─── SOURCE DATA ───
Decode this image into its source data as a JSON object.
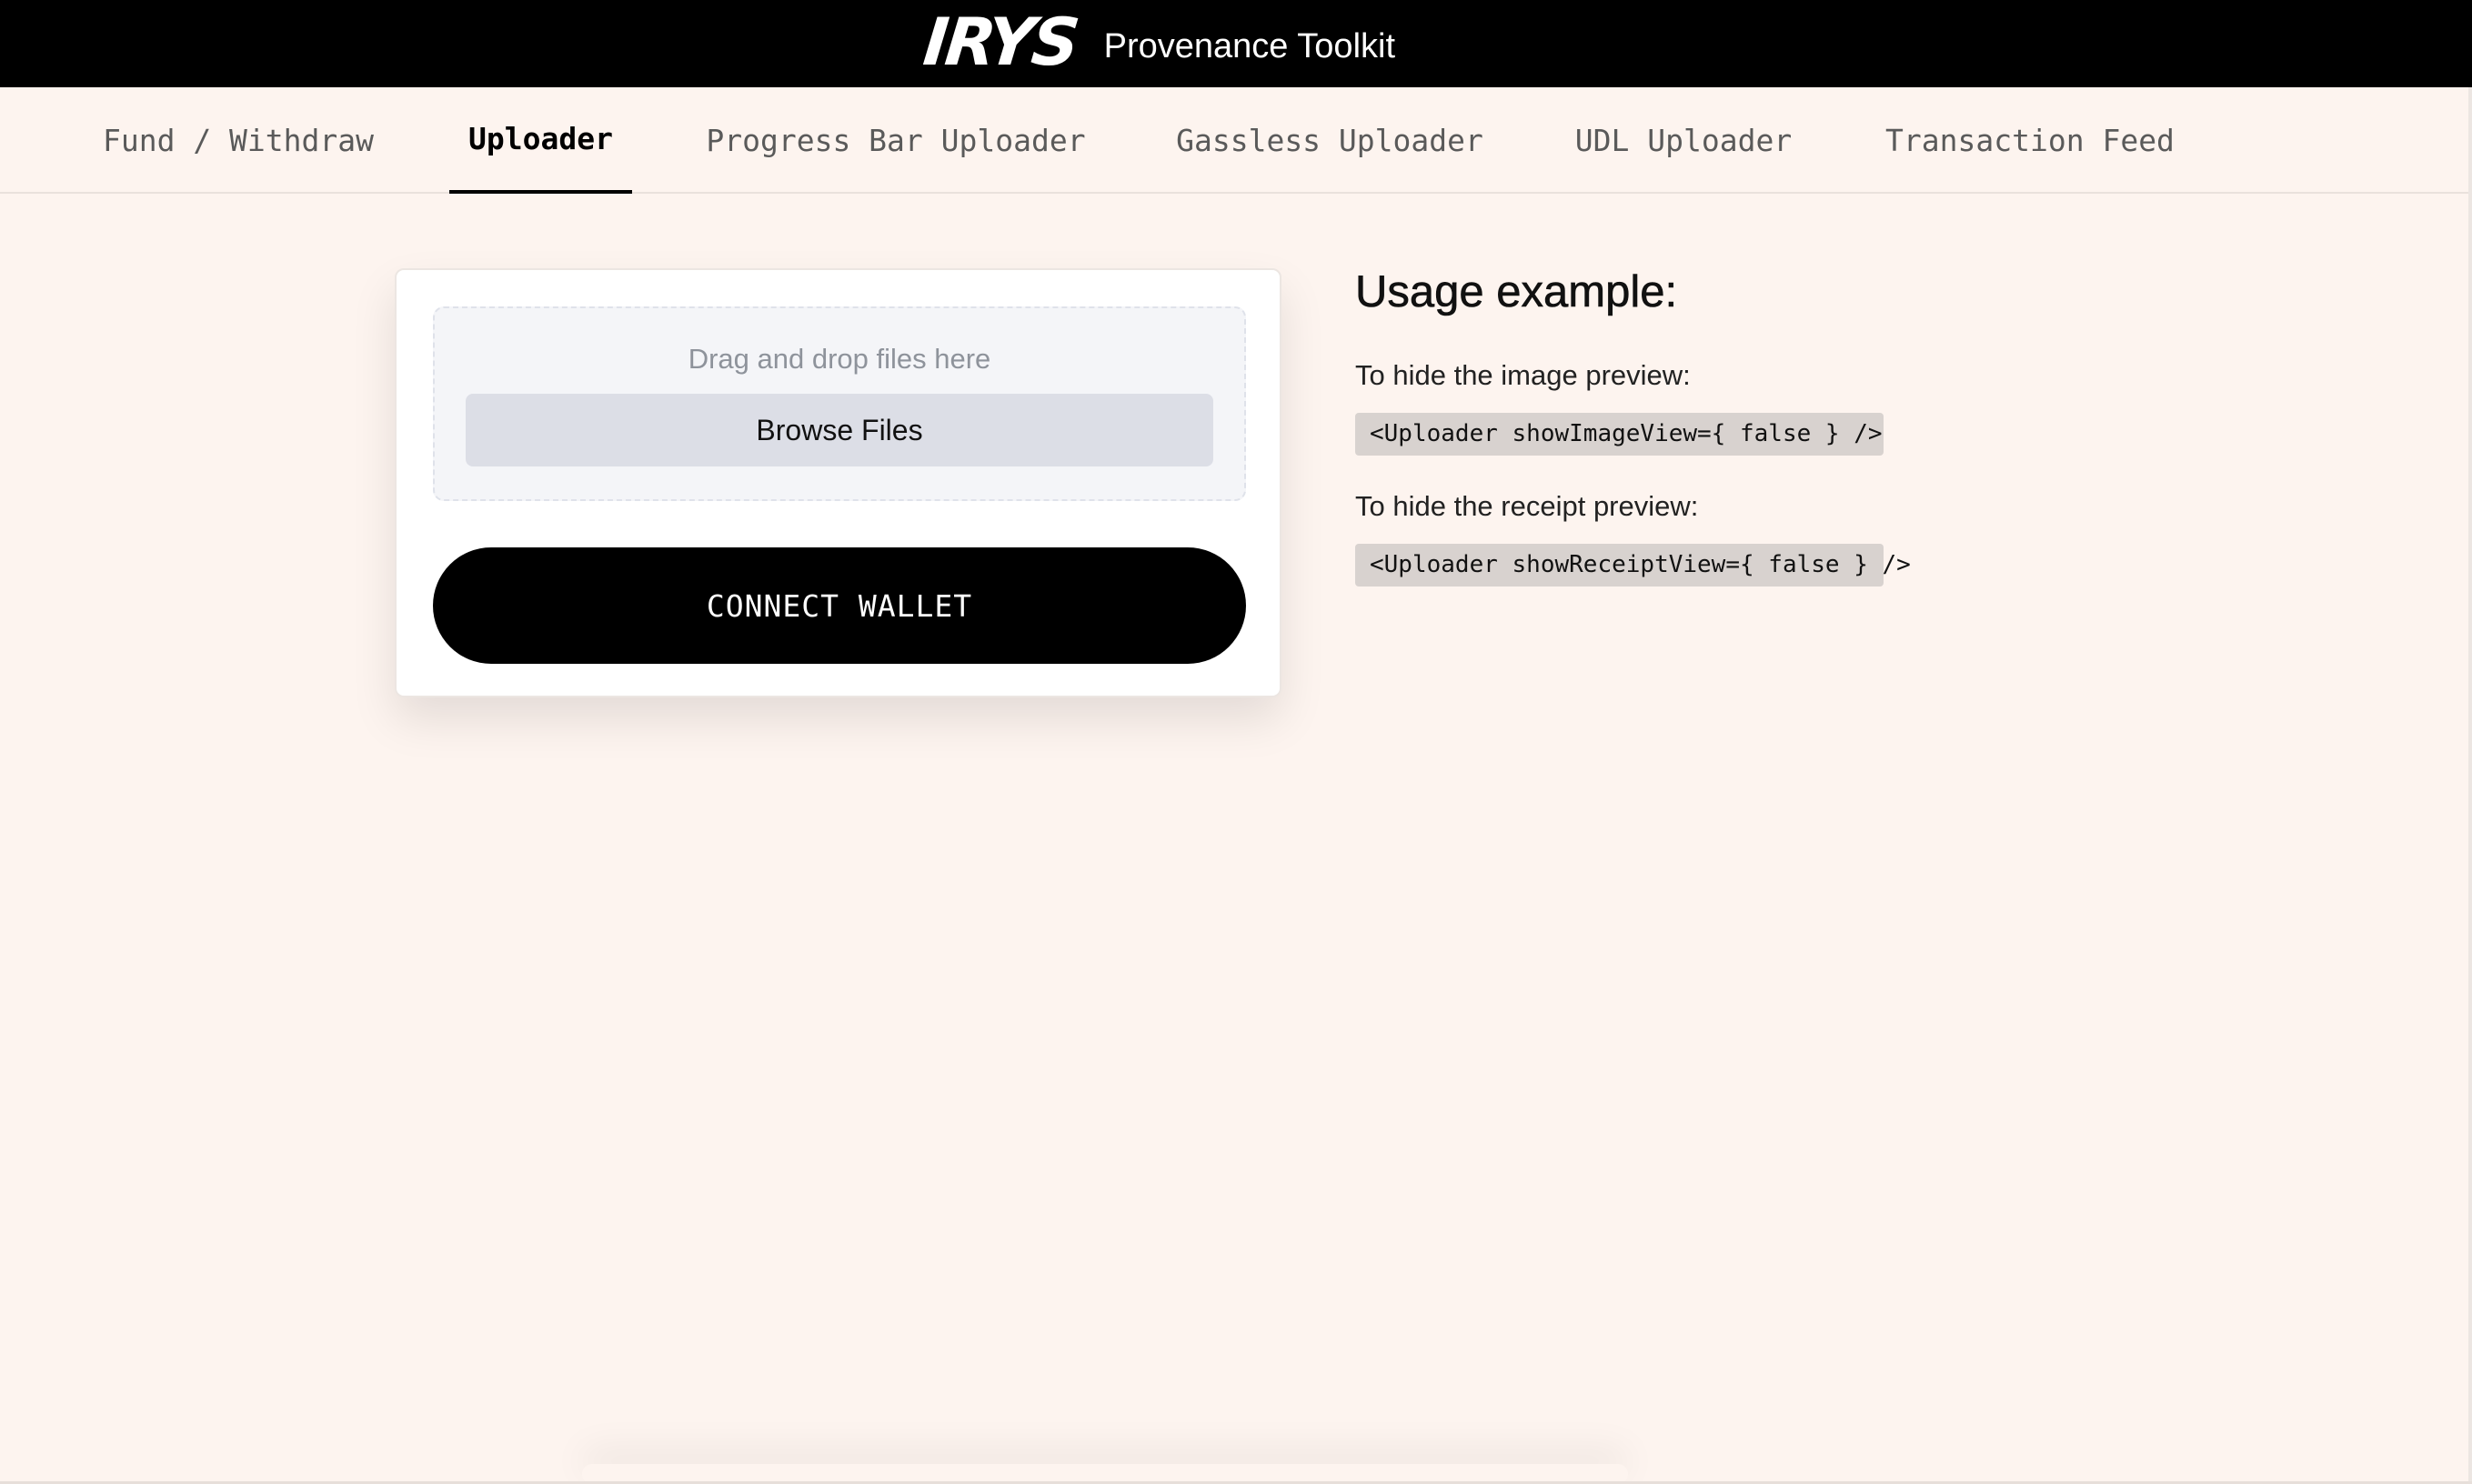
{
  "header": {
    "logo_text": "IRYS",
    "title": "Provenance Toolkit"
  },
  "tabs": [
    {
      "label": "Fund / Withdraw",
      "active": false
    },
    {
      "label": "Uploader",
      "active": true
    },
    {
      "label": "Progress Bar Uploader",
      "active": false
    },
    {
      "label": "Gassless Uploader",
      "active": false
    },
    {
      "label": "UDL Uploader",
      "active": false
    },
    {
      "label": "Transaction Feed",
      "active": false
    }
  ],
  "uploader": {
    "drop_text": "Drag and drop files here",
    "browse_label": "Browse Files",
    "connect_label": "CONNECT WALLET"
  },
  "usage": {
    "title": "Usage example:",
    "items": [
      {
        "description": "To hide the image preview:",
        "code": "<Uploader showImageView={ false } />"
      },
      {
        "description": "To hide the receipt preview:",
        "code": "<Uploader showReceiptView={ false } />"
      }
    ]
  },
  "colors": {
    "background": "#fdf4ef",
    "header": "#000000",
    "accent": "#000000",
    "code_bg": "#d8d2cf"
  }
}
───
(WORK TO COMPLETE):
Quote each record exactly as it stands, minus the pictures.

(ANSWER SPACE):
Decode this image into its source data as a JSON object.
{
  "header": {
    "logo_text": "IRYS",
    "title": "Provenance Toolkit"
  },
  "tabs": [
    {
      "label": "Fund / Withdraw",
      "active": false
    },
    {
      "label": "Uploader",
      "active": true
    },
    {
      "label": "Progress Bar Uploader",
      "active": false
    },
    {
      "label": "Gassless Uploader",
      "active": false
    },
    {
      "label": "UDL Uploader",
      "active": false
    },
    {
      "label": "Transaction Feed",
      "active": false
    }
  ],
  "uploader": {
    "drop_text": "Drag and drop files here",
    "browse_label": "Browse Files",
    "connect_label": "CONNECT WALLET"
  },
  "usage": {
    "title": "Usage example:",
    "items": [
      {
        "description": "To hide the image preview:",
        "code": "<Uploader showImageView={ false } />"
      },
      {
        "description": "To hide the receipt preview:",
        "code": "<Uploader showReceiptView={ false } />"
      }
    ]
  },
  "colors": {
    "background": "#fdf4ef",
    "header": "#000000",
    "accent": "#000000",
    "code_bg": "#d8d2cf"
  }
}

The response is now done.